Senator John McCain says the financial crisis requires the candidates for president to “put country first” and postpone their debate, scheduled for tonight in Oxford, Mississippi. He’s wrong.
Putting country first means sharing your vision for America’s future with voters. What direction do you want to take this country? How do you see America’s place in the world? And if that’s not where we’re at now, how do we get there?
Putting country first is explaining how America should behave on the world stage. What should our priorities be? How should we work with allies? With foes?
Putting country first means explaining in clear, simple and concise language how the current economic crisis impacts our national security and what you intend to do about it. If you could lead your party, what would your solution to the economic crisis look like? Will your fellow Republicans in Congress follow you? If not, what do you do?
Putting country first means explaining why your running mate, Governor Sarah Palin, is qualified to step into your shoes and lead the free world on Day Two. Putting your country first, and your campaign second, is answering that question without once pivoting to attack your opponent, Senator Barack Obama. The selection of the vice presidential nominee is a test of the presidential candidate’s judgement — and it’s not graded on a curve. You either believe Governor Palin has national policy bona fides or she doesn’t. Putting country first is answering with a simple yes or no, and then explaining the reasons for your answer. If you don’t believe your vice president needs to be fully qualified to be president on Day Two, then explain why you think the risks that creates if something happens to you is justified.

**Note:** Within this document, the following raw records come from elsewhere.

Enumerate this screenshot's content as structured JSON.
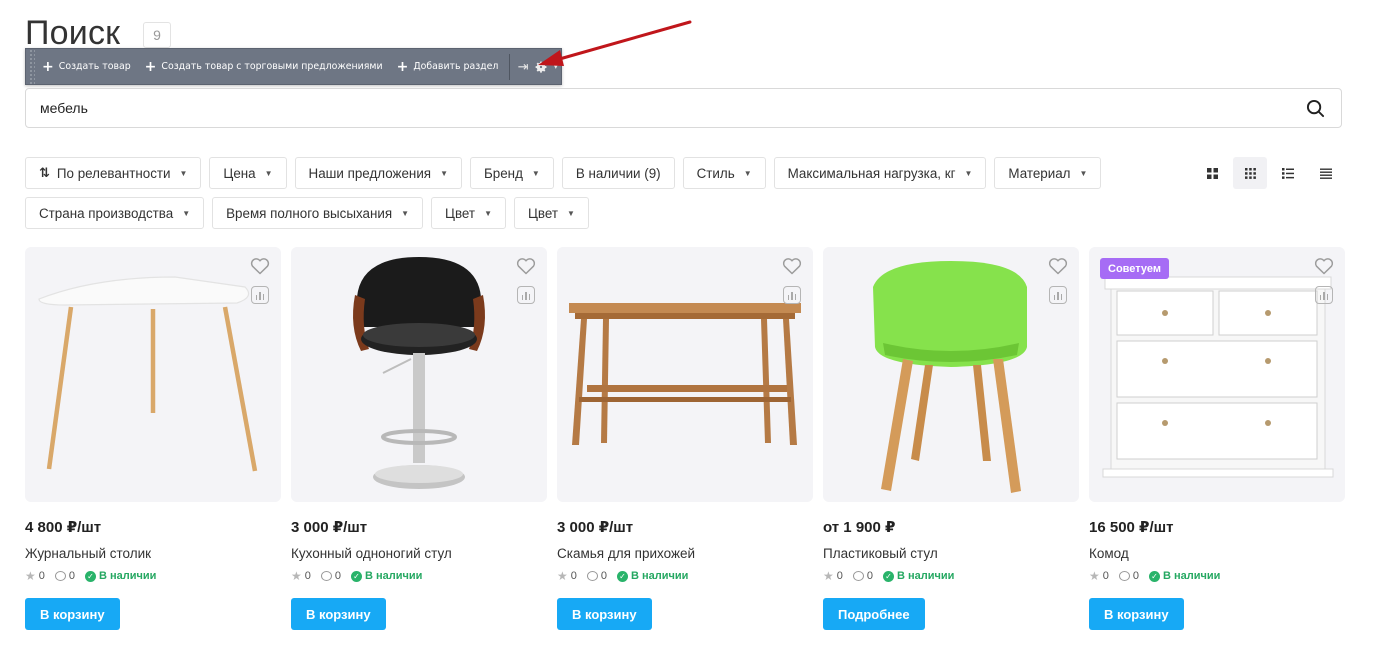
{
  "page": {
    "title": "Поиск",
    "count": "9"
  },
  "admin_toolbar": {
    "buttons": [
      "Создать товар",
      "Создать товар с торговыми предложениями",
      "Добавить раздел"
    ],
    "icons": [
      "pin-icon",
      "gear-icon",
      "chevron-down-icon"
    ],
    "annotation_color": "#c0161b"
  },
  "search": {
    "value": "мебель",
    "placeholder": ""
  },
  "filters": {
    "sort": "По релевантности",
    "items": [
      "Цена",
      "Наши предложения",
      "Бренд",
      "В наличии (9)",
      "Стиль",
      "Максимальная нагрузка, кг",
      "Материал",
      "Страна производства",
      "Время полного высыхания",
      "Цвет",
      "Цвет"
    ]
  },
  "view_modes": [
    "tile-large-icon",
    "tile-small-icon",
    "list-icon",
    "table-icon"
  ],
  "colors": {
    "accent": "#17a9f5",
    "in_stock": "#26a862",
    "sticker": "#a66cf5",
    "card_bg": "#f4f4f7"
  },
  "products": [
    {
      "price": "4 800 ₽/шт",
      "name": "Журнальный столик",
      "rating": "0",
      "comments": "0",
      "stock": "В наличии",
      "button": "В корзину",
      "sticker": ""
    },
    {
      "price": "3 000 ₽/шт",
      "name": "Кухонный одноногий стул",
      "rating": "0",
      "comments": "0",
      "stock": "В наличии",
      "button": "В корзину",
      "sticker": ""
    },
    {
      "price": "3 000 ₽/шт",
      "name": "Скамья для прихожей",
      "rating": "0",
      "comments": "0",
      "stock": "В наличии",
      "button": "В корзину",
      "sticker": ""
    },
    {
      "price": "от 1 900 ₽",
      "name": "Пластиковый стул",
      "rating": "0",
      "comments": "0",
      "stock": "В наличии",
      "button": "Подробнее",
      "sticker": ""
    },
    {
      "price": "16 500 ₽/шт",
      "name": "Комод",
      "rating": "0",
      "comments": "0",
      "stock": "В наличии",
      "button": "В корзину",
      "sticker": "Советуем"
    }
  ]
}
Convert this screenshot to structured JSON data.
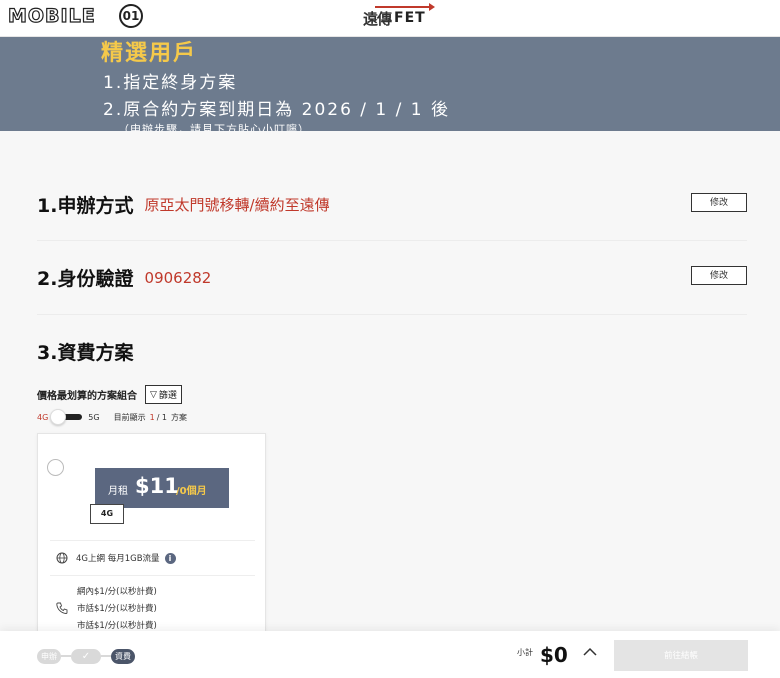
{
  "header": {
    "mobile_logo": "MOBILE",
    "mobile_logo_mark": "01",
    "brand_zh": "遠傳",
    "brand_en": "FET"
  },
  "banner": {
    "title": "精選用戶",
    "line1": "1.指定終身方案",
    "line2": "2.原合約方案到期日為 2026 / 1 / 1 後",
    "note": "（申辦步驟，請見下方貼心小叮嚀）"
  },
  "steps": {
    "s1_title": "1.申辦方式",
    "s1_value": "原亞太門號移轉/續約至遠傳",
    "s2_title": "2.身份驗證",
    "s2_value": "0906282",
    "s3_title": "3.資費方案",
    "edit_label": "修改"
  },
  "filter": {
    "label": "價格最划算的方案組合",
    "button": "篩選",
    "toggle_left": "4G",
    "toggle_right": "5G",
    "count_prefix": "目前顯示",
    "count_current": "1",
    "count_total": "/ 1",
    "count_suffix": "方案"
  },
  "plan": {
    "price_label": "月租",
    "price": "$11",
    "period": "/0個月",
    "network": "4G",
    "data_feature": "4G上網 每月1GB流量",
    "call_lines": [
      "網內$1/分(以秒計費)",
      "市話$1/分(以秒計費)",
      "市話$1/分(以秒計費)"
    ]
  },
  "footer": {
    "step_apply": "申辦",
    "step_check": "✓",
    "step_plan": "資費",
    "subtotal_label": "小計",
    "subtotal": "$0",
    "checkout": "前往結帳"
  },
  "colors": {
    "accent_red": "#c0392b",
    "banner_bg": "#6d7b8e",
    "banner_title": "#f5c94a",
    "price_box": "#5b6780"
  }
}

Putting country first means explaining what he would do concerning Russia, Iraq, Afghanistan, Israel, Iran, North Korea, Iran, Darfur, and on-and-on. Specifics would be nice. Putting country first is articulating a coherent philosophy, strategy, approach or doctrine that places your plans for handling these hot spots into a coherent, consistent context.
Putting country first is about having a debate that is substantive, devoid of pre-packaged sound bite-sized attacks on your opponent or digressions into meaningless debate over inconsequential distractions like porcine make-up. Putting your country first is talking straight with the American people.
Of course, what’s required of Senator McCain is required of Senator Obama, too. Senator Obama should be required to answer these questions, along with addressing the experience gap between he and Senator McCain. If Senator Joe Biden is qualified to be president, in large part because of his experience on foreign policy, doesn’t that make Senator McCain qualified, too?
I understand the politics of what Senator McCain is doing. Hiding in Washington DC stirring up the already fragile politics surrounding the crafting of the government’s response to the economic crisis is a good way to overcome campaign challenges. That this tactic insults President George Bush by implying his administration is incapable of solving the problem without Senator McCain’s help is immaterial. It creates the impression Senator McCain is a hands-on, above-politics leader. That it interferes with negotiations among those members of Congress who matter is besides the point.
What’s ironic about all this is that Senator McCain has never been a leader on economic issues. If the crisis involved responding to another Russian intrusion into Georgia, having Senator McCain might be useful. He’s a proven record and substantial experience on those kinds of issues. But when it comes to helping resolve the mess in the nation’s securities, banking and financial markets he has been, and remains, a back-bencher.
Senator McCain’s Washington, D.C. photo opportunity is all about rebooting a campaign that had been floundering in the face of the meltdown on Wall Street. It’s a savvy move politically, and it might work. When my computer has a problem, the first thing I do is reboot it which often solves the problem.
But running for president isn’t the same as maintaining a PC. It’s about demonstrating the judgement and temperment required to lead the United States of America. It’s about leading the free world. One test of putting country first means forgoing what is politically savvy to what’s in the national interest. By undermining tonight’s debate and interfering with problem solving in Washington, Senator McCain fails that test.